Two South Carolina Cities Team Up for the Biggest Bassmaster Classic Ever

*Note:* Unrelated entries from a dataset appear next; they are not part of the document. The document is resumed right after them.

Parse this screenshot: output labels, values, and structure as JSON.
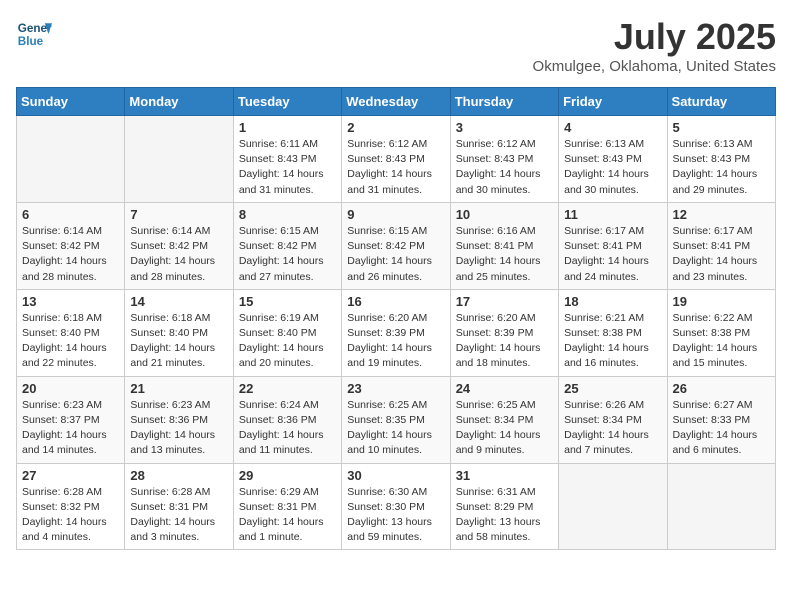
{
  "header": {
    "logo_line1": "General",
    "logo_line2": "Blue",
    "month": "July 2025",
    "location": "Okmulgee, Oklahoma, United States"
  },
  "days_of_week": [
    "Sunday",
    "Monday",
    "Tuesday",
    "Wednesday",
    "Thursday",
    "Friday",
    "Saturday"
  ],
  "weeks": [
    [
      {
        "day": "",
        "info": ""
      },
      {
        "day": "",
        "info": ""
      },
      {
        "day": "1",
        "info": "Sunrise: 6:11 AM\nSunset: 8:43 PM\nDaylight: 14 hours\nand 31 minutes."
      },
      {
        "day": "2",
        "info": "Sunrise: 6:12 AM\nSunset: 8:43 PM\nDaylight: 14 hours\nand 31 minutes."
      },
      {
        "day": "3",
        "info": "Sunrise: 6:12 AM\nSunset: 8:43 PM\nDaylight: 14 hours\nand 30 minutes."
      },
      {
        "day": "4",
        "info": "Sunrise: 6:13 AM\nSunset: 8:43 PM\nDaylight: 14 hours\nand 30 minutes."
      },
      {
        "day": "5",
        "info": "Sunrise: 6:13 AM\nSunset: 8:43 PM\nDaylight: 14 hours\nand 29 minutes."
      }
    ],
    [
      {
        "day": "6",
        "info": "Sunrise: 6:14 AM\nSunset: 8:42 PM\nDaylight: 14 hours\nand 28 minutes."
      },
      {
        "day": "7",
        "info": "Sunrise: 6:14 AM\nSunset: 8:42 PM\nDaylight: 14 hours\nand 28 minutes."
      },
      {
        "day": "8",
        "info": "Sunrise: 6:15 AM\nSunset: 8:42 PM\nDaylight: 14 hours\nand 27 minutes."
      },
      {
        "day": "9",
        "info": "Sunrise: 6:15 AM\nSunset: 8:42 PM\nDaylight: 14 hours\nand 26 minutes."
      },
      {
        "day": "10",
        "info": "Sunrise: 6:16 AM\nSunset: 8:41 PM\nDaylight: 14 hours\nand 25 minutes."
      },
      {
        "day": "11",
        "info": "Sunrise: 6:17 AM\nSunset: 8:41 PM\nDaylight: 14 hours\nand 24 minutes."
      },
      {
        "day": "12",
        "info": "Sunrise: 6:17 AM\nSunset: 8:41 PM\nDaylight: 14 hours\nand 23 minutes."
      }
    ],
    [
      {
        "day": "13",
        "info": "Sunrise: 6:18 AM\nSunset: 8:40 PM\nDaylight: 14 hours\nand 22 minutes."
      },
      {
        "day": "14",
        "info": "Sunrise: 6:18 AM\nSunset: 8:40 PM\nDaylight: 14 hours\nand 21 minutes."
      },
      {
        "day": "15",
        "info": "Sunrise: 6:19 AM\nSunset: 8:40 PM\nDaylight: 14 hours\nand 20 minutes."
      },
      {
        "day": "16",
        "info": "Sunrise: 6:20 AM\nSunset: 8:39 PM\nDaylight: 14 hours\nand 19 minutes."
      },
      {
        "day": "17",
        "info": "Sunrise: 6:20 AM\nSunset: 8:39 PM\nDaylight: 14 hours\nand 18 minutes."
      },
      {
        "day": "18",
        "info": "Sunrise: 6:21 AM\nSunset: 8:38 PM\nDaylight: 14 hours\nand 16 minutes."
      },
      {
        "day": "19",
        "info": "Sunrise: 6:22 AM\nSunset: 8:38 PM\nDaylight: 14 hours\nand 15 minutes."
      }
    ],
    [
      {
        "day": "20",
        "info": "Sunrise: 6:23 AM\nSunset: 8:37 PM\nDaylight: 14 hours\nand 14 minutes."
      },
      {
        "day": "21",
        "info": "Sunrise: 6:23 AM\nSunset: 8:36 PM\nDaylight: 14 hours\nand 13 minutes."
      },
      {
        "day": "22",
        "info": "Sunrise: 6:24 AM\nSunset: 8:36 PM\nDaylight: 14 hours\nand 11 minutes."
      },
      {
        "day": "23",
        "info": "Sunrise: 6:25 AM\nSunset: 8:35 PM\nDaylight: 14 hours\nand 10 minutes."
      },
      {
        "day": "24",
        "info": "Sunrise: 6:25 AM\nSunset: 8:34 PM\nDaylight: 14 hours\nand 9 minutes."
      },
      {
        "day": "25",
        "info": "Sunrise: 6:26 AM\nSunset: 8:34 PM\nDaylight: 14 hours\nand 7 minutes."
      },
      {
        "day": "26",
        "info": "Sunrise: 6:27 AM\nSunset: 8:33 PM\nDaylight: 14 hours\nand 6 minutes."
      }
    ],
    [
      {
        "day": "27",
        "info": "Sunrise: 6:28 AM\nSunset: 8:32 PM\nDaylight: 14 hours\nand 4 minutes."
      },
      {
        "day": "28",
        "info": "Sunrise: 6:28 AM\nSunset: 8:31 PM\nDaylight: 14 hours\nand 3 minutes."
      },
      {
        "day": "29",
        "info": "Sunrise: 6:29 AM\nSunset: 8:31 PM\nDaylight: 14 hours\nand 1 minute."
      },
      {
        "day": "30",
        "info": "Sunrise: 6:30 AM\nSunset: 8:30 PM\nDaylight: 13 hours\nand 59 minutes."
      },
      {
        "day": "31",
        "info": "Sunrise: 6:31 AM\nSunset: 8:29 PM\nDaylight: 13 hours\nand 58 minutes."
      },
      {
        "day": "",
        "info": ""
      },
      {
        "day": "",
        "info": ""
      }
    ]
  ]
}
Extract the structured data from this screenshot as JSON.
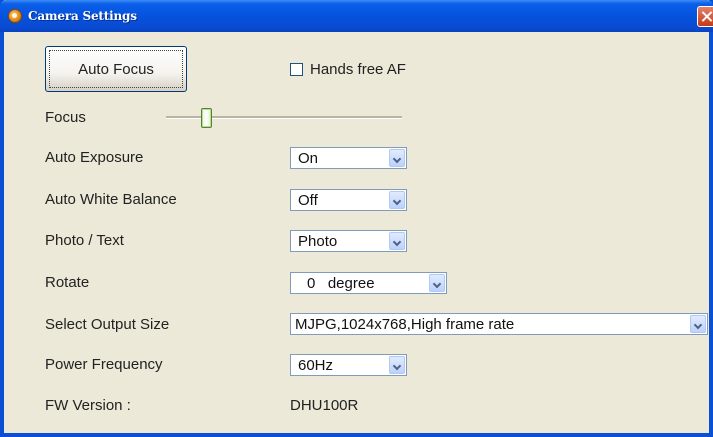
{
  "window": {
    "title": "Camera Settings"
  },
  "controls": {
    "auto_focus_button": "Auto Focus",
    "hands_free_af": {
      "label": "Hands free AF",
      "checked": false
    },
    "focus": {
      "label": "Focus"
    },
    "auto_exposure": {
      "label": "Auto Exposure",
      "value": "On"
    },
    "auto_white_balance": {
      "label": "Auto White Balance",
      "value": "Off"
    },
    "photo_text": {
      "label": "Photo / Text",
      "value": "Photo"
    },
    "rotate": {
      "label": "Rotate",
      "value": "0   degree"
    },
    "output_size": {
      "label": "Select Output Size",
      "value": "MJPG,1024x768,High frame rate"
    },
    "power_frequency": {
      "label": "Power Frequency",
      "value": "60Hz"
    },
    "fw_version": {
      "label": "FW Version :",
      "value": "DHU100R"
    }
  }
}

The third time was the charm for the Bassmaster Classic in the Greenville, South Carolina, region. The international fishing championship set attendance records— 143,323 people to be exact—in March. While a later-than-normal date certainly helped, all involved parties agree the seamless partnership between two neighboring communities—Greenville and Anderson—had bass-fishing fans biting to be part of the festivities. For example, nearly 500 people turned out at Anderson’s Green Pond Landing in the afternoon just to watch the anglers load their boats and begin driving toward the weigh-ins in Greenville. “The story is that one city with infrastructure assets and another city with natural resource assets came together to bring an international championship to their region,” says Michael Mulone, director of event and tourism partnerships at B.A.S.S., the organization behind the classic. “The numbers don't lie.” Anderson is home to Lake Hartwell, where the anglers went fishing for championship glory. Without the lake, which Mulone says is ideal for a large-scale event, the classic would never come to the region. But equally important are the facilities in Greenville—namely Bon Secours Wellness Arena and the 250,000-sq.-ft. TD Convention Center. “One without the other doesn't work,” says Robin Wright, CSEE, senior sales manager of sports at Visit GreenvilleSC. “It's a perfect partnership.” Neil Paul, executive director of Visit Anderson, says the cities remain close in geography and relationships. “We work together throughout the year,” he says. “Working on this project is a chance to work with friends in Greenville again.” The Greenville-Anderson region moved into elite company this year by hosting the Bassmaster Classic for a third time. By all accounts, the event’s magnitude has multiplied exponentially since 2008, when the upstate first landed the championship. The growth was most evident at the Classic Outdoor Expo presented by Dick’s Sporting Goods. Mulone says fire marshals considered closing the convention center because of the large crowd. “We were almost out of room,” he says.

Keys to Success

Multiple factors contributed to the record numbers, the first of which is the region didn’t set a goal based on attendance figures. Greenville and Anderson focused on details, including safety, fun and engagement, and trusted the results would speak for themselves. Temperatures were also quite a bit higher in March than when the classic came to town in February 2015. Mulone says the event looks for a sweet spot between late February and Easter each year. It doesn’t want to compete with the Super Bowl, Daytona 500 or Miami International Boat Show, a major industry event held each February. Wright attributes the community’s excitement to its familiarity with the event and the fact it’s free to watch the fishers and attend the weigh-ins (at Bon Secours) and the trade show. Greenville’s recent success with other major events—like March Madness and the USA Triathlon Duathlon National Championships—have energized residents to come out to support the local sports tourism economy. Wright and Paul are confident B.A.S.S. will return for a fourth time, and Mulone gave no indication otherwise. In the meantime, Paul acknowledges the good showing should also bolster relations for some of the fishing group’s smaller event series to use Lake Hartwell. “The people of Anderson understand this natural resource is an economic driver,” says Mulone. “They may not have a big convention center or arena, but they know the lake draws people in and it’s important to take care of it.”